Average 2021 planned holiday spending by age group
Age Amount
18-24 $650
25-34 $889
35-44 $1,084
45-54 $1,162
55-65 $999
65+ $1,077

Source: National Retail Federation Holiday and Seasonal Trends survey

How consumers are shopping

Consumers are somewhat more willing to shop in physical stores this year than in 2020, according to the Deloitte holiday retail survey. Shopping behavior continues to be affected by the COVID-19 pandemic, however, as 40 percent of consumers feel anxious about shopping in stores, down from 51 percent in 2020.

Shoppers plan to make 62 percent of their holiday purchases online, motivated by factors like safety concerns and convenience, according to Bankrate’s sister site CreditCards.com. Retailers commonly offer free standard shipping, or else consumers often choose to avoid shipping costs by shopping online and picking up orders in the store or at curbside.

Other reasons people may prefer to shop online include a wider selection of products and the opportunity to score better deals.

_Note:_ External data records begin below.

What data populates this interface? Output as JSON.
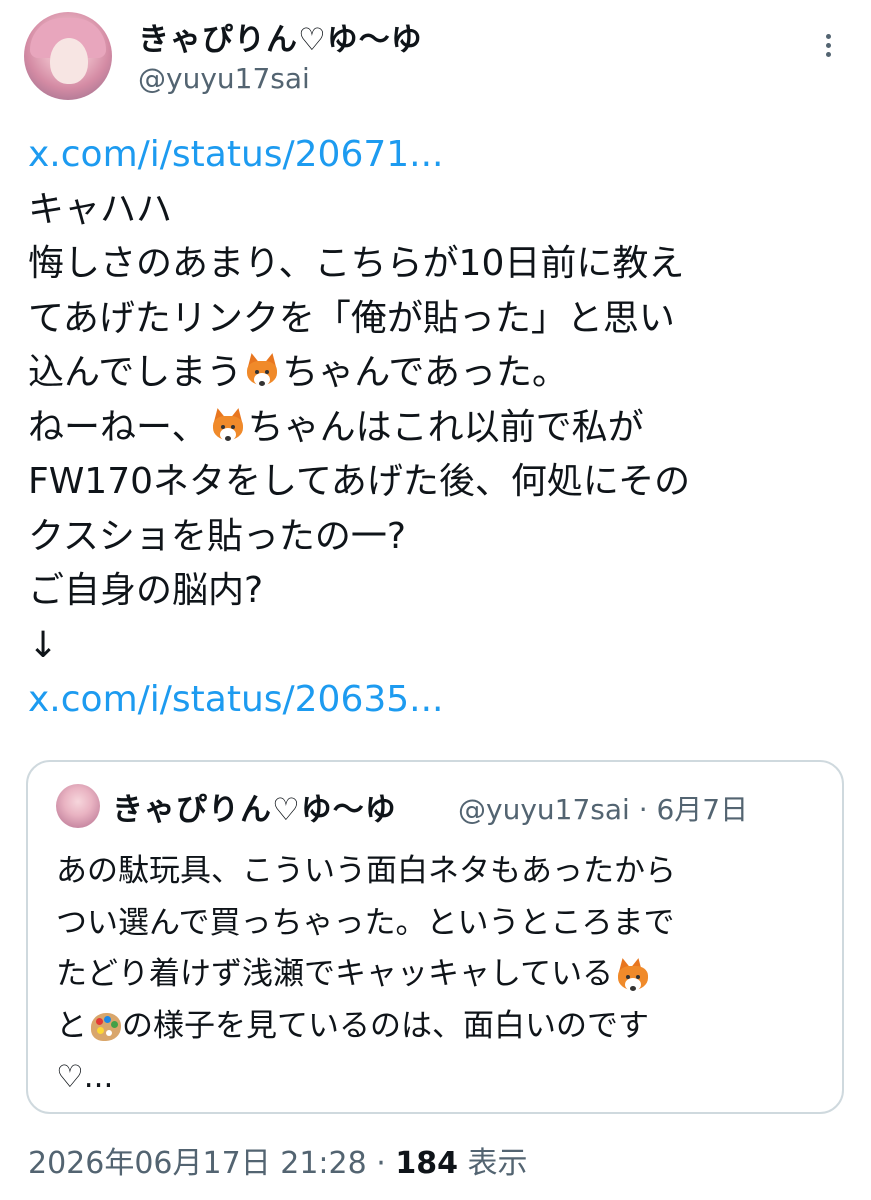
{
  "tweet": {
    "author_name": "きゃぴりん♡ゆ〜ゆ",
    "author_handle": "@yuyu17sai",
    "lines": [
      "キャハハ",
      "悔しさのあまり、こちらが10日前に教え",
      "てあげたリンクを「俺が貼った」と思い",
      "込んでしまう",
      "ちゃんであった。",
      "ねーねー、",
      "ちゃんはこれ以前で私が",
      "FW170ネタをしてあげた後、何処にその",
      "クスショを貼ったの一?",
      "ご自身の脳内?",
      "↓"
    ],
    "link_top": "x.com/i/status/20671...",
    "link_bottom": "x.com/i/status/20635...",
    "timestamp": "2026年06月17日 21:28",
    "separator": "·",
    "views_count": "184",
    "views_label": "表示"
  },
  "quoted": {
    "author_name": "きゃぴりん♡ゆ〜ゆ",
    "handle_and_date": "@yuyu17sai · 6月7日",
    "lines": [
      "あの駄玩具、こういう面白ネタもあったから",
      "つい選んで買っちゃった。というところまで",
      "たどり着けず浅瀬でキャッキャしている",
      "と",
      "の様子を見ているのは、面白いのです",
      "♡..."
    ]
  },
  "icons": {
    "more": "more-vertical-icon",
    "fox": "fox-emoji-icon",
    "palette": "artist-palette-emoji-icon"
  }
}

Facebook, Twitter and Instagram are sure to influence holiday buying behavior, especially in groups like millennials and Generation Z, who commonly report social media impacts their purchase decisions.

Holiday spending budgeting tips

Getting the most out of your holiday spending budget requires some creativity, planning and research. Shopping as early as possible can help mitigate shipping delays and increase the chances items will be in stock. Here are some additional shopping tips that may save you some time and money this holiday season:

  • Make a list and check it twice. Gather the names of everyone you plan to buy gifts for, along with ideas of one or more gifts they would like.
  • Create a holiday spending budget. Using a spreadsheet or a simple piece of paper, determine how much money you have to spend and allocate a dollar amount for each gift recipient, along with categories like decorations, greeting cards and food.
  • Give handmade gifts, when appropriate. If you’re a scrapbooker, photographer or baker, put those skills to work by gifting items like photo albums or homemade sweet treats. (You can hardly go wrong with giving food items as gifts, as long as you’re mindful of any food allergies the receiver may have.)
  • Go with a Secret Santa or grab bag gift exchange. These ideas are a good option for large families or anyone for whom holiday spending can get out of hand. Each person draws a name in advance and buys a gift for that person only. Decide upon a spending habit with which everyone is comfortable.
  • Start planning for next year. Start setting aside money now in a high-yield savings account or a dedicated Christmas Club account for next year’s holiday expenses. Getting a head start will reduce stress next year and help avoid credit card debt. Also, keep track of gift ideas when they come to you throughout the year, to eliminate last-minute angst about what to get someone.
Written by
Karen Bennett
Consumer banking reporter
Karen Bennett is a consumer banking reporter at Bankrate. She uses her finance writing background to help readers learn more about savings and checking accounts, CDs, and other financial matters.
Edited by
Wealth editor